It’s been said that where there’s no root, there’s no fruit. If a safe environment is rooted in your culture, then trust will grow and truth will bloom. When people trust each other and feel safe, they are empowered to speak out, even when it’s in opposition to others on their teams.
At the first sign of an ethical breach, those who notice should feel obligated and empowered to say something. That’s an attitude that’s got to be baked into a company’s culture through regular communication around the topic of ethics, but also by encouraging and embracing opposing viewpoints in any discussion. When employees feel free to openly disagree during everyday meetings, they’re more likely to sound an alarm on an ethical issue.
Walk the Walk
Prioritizing an ethical environment starts from the top.

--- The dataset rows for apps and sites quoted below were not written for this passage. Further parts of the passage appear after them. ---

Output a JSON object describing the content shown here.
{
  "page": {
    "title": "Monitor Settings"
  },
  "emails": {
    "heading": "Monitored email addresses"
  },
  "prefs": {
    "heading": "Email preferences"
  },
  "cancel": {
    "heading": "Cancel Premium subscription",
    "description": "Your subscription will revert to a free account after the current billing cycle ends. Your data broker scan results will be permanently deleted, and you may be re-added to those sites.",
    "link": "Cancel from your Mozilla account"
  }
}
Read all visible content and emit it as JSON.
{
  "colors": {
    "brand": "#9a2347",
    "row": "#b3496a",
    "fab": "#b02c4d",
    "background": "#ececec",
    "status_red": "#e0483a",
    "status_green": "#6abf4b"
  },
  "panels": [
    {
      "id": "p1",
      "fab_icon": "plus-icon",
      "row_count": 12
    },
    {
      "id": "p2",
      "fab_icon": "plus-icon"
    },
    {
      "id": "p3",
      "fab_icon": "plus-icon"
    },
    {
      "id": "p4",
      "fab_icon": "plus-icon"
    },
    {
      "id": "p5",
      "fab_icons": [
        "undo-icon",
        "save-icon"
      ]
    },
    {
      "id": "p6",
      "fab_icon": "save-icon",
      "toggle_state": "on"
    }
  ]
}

If leaders prioritize it in their own actions, people are more likely to follow in the same way. That means leaders must act ethically, of course, but it’s more than that. People must see that their leaders are investing in systems that prevent or identify ethical lapses, that they allow others to hold them personally accountable, and that they encourage open discussions that include vulnerability and dissenting opinions.
By continuously investing in and emphasizing the importance of ethics, you can build a culture that consistently adheres to your organization’s values and prevents or quickly identifies lapses, even if they are taking places in the nooks and crannies that are difficult to see in a big company. Then the things you can’t see are less likely to hurt you.